*** Opening of Supplied records ***
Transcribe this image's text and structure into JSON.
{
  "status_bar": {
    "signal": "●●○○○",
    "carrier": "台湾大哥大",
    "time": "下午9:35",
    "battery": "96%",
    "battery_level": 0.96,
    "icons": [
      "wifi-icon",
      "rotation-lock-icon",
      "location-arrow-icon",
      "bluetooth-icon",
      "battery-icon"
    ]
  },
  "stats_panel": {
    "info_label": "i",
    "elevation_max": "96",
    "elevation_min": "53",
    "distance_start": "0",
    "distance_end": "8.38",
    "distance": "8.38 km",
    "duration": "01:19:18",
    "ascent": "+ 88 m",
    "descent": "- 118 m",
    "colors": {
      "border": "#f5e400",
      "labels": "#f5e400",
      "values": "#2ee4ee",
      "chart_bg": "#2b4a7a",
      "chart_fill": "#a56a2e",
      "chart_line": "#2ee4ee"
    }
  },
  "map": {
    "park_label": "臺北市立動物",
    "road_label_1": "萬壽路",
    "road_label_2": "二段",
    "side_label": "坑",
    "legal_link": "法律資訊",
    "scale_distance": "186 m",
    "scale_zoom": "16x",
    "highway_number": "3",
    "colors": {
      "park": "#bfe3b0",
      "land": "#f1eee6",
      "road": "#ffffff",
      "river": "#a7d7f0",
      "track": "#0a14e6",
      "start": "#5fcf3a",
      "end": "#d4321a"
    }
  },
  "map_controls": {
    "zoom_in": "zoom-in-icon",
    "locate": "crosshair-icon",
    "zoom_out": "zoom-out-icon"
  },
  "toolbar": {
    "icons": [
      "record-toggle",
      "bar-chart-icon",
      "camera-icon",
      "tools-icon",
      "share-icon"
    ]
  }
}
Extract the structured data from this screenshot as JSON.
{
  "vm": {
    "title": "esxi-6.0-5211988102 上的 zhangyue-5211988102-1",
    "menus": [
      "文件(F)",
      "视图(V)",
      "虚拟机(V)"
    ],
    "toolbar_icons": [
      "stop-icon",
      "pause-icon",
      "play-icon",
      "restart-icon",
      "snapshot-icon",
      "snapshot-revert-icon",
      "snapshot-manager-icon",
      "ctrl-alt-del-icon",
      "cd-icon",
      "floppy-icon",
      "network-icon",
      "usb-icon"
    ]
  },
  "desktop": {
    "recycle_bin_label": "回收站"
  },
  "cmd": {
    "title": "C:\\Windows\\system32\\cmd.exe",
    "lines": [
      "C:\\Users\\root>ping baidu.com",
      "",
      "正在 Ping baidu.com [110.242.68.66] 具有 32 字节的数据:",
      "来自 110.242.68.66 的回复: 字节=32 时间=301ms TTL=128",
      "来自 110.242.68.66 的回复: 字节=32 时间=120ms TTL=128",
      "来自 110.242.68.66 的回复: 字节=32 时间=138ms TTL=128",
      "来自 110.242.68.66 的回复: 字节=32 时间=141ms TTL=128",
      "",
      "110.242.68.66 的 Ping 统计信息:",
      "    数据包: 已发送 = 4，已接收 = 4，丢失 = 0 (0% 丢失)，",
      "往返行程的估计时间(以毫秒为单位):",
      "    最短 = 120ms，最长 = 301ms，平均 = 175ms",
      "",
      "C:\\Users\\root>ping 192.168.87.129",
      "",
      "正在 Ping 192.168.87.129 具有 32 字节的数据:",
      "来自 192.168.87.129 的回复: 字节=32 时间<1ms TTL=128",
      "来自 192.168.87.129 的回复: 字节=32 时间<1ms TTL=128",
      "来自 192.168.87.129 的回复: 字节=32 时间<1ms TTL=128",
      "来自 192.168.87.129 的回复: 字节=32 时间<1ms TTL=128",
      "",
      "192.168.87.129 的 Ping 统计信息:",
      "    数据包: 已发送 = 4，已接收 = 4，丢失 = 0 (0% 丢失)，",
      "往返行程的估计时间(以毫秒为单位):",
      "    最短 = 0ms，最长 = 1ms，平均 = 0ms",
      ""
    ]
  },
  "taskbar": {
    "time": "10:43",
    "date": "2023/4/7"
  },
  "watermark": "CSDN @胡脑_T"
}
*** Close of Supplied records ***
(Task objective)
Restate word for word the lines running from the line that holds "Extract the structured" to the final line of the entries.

(Answer section)
Extract the structured data from this screenshot as JSON.
{
  "vm": {
    "title": "esxi-6.0-5211988102 上的 zhangyue-5211988102-1",
    "menus": [
      "文件(F)",
      "视图(V)",
      "虚拟机(V)"
    ],
    "toolbar_icons": [
      "stop-icon",
      "pause-icon",
      "play-icon",
      "restart-icon",
      "snapshot-icon",
      "snapshot-revert-icon",
      "snapshot-manager-icon",
      "ctrl-alt-del-icon",
      "cd-icon",
      "floppy-icon",
      "network-icon",
      "usb-icon"
    ]
  },
  "desktop": {
    "recycle_bin_label": "回收站"
  },
  "cmd": {
    "title": "C:\\Windows\\system32\\cmd.exe",
    "lines": [
      "C:\\Users\\root>ping baidu.com",
      "",
      "正在 Ping baidu.com [110.242.68.66] 具有 32 字节的数据:",
      "来自 110.242.68.66 的回复: 字节=32 时间=301ms TTL=128",
      "来自 110.242.68.66 的回复: 字节=32 时间=120ms TTL=128",
      "来自 110.242.68.66 的回复: 字节=32 时间=138ms TTL=128",
      "来自 110.242.68.66 的回复: 字节=32 时间=141ms TTL=128",
      "",
      "110.242.68.66 的 Ping 统计信息:",
      "    数据包: 已发送 = 4，已接收 = 4，丢失 = 0 (0% 丢失)，",
      "往返行程的估计时间(以毫秒为单位):",
      "    最短 = 120ms，最长 = 301ms，平均 = 175ms",
      "",
      "C:\\Users\\root>ping 192.168.87.129",
      "",
      "正在 Ping 192.168.87.129 具有 32 字节的数据:",
      "来自 192.168.87.129 的回复: 字节=32 时间<1ms TTL=128",
      "来自 192.168.87.129 的回复: 字节=32 时间<1ms TTL=128",
      "来自 192.168.87.129 的回复: 字节=32 时间<1ms TTL=128",
      "来自 192.168.87.129 的回复: 字节=32 时间<1ms TTL=128",
      "",
      "192.168.87.129 的 Ping 统计信息:",
      "    数据包: 已发送 = 4，已接收 = 4，丢失 = 0 (0% 丢失)，",
      "往返行程的估计时间(以毫秒为单位):",
      "    最短 = 0ms，最长 = 1ms，平均 = 0ms",
      ""
    ]
  },
  "taskbar": {
    "time": "10:43",
    "date": "2023/4/7"
  },
  "watermark": "CSDN @胡脑_T"
}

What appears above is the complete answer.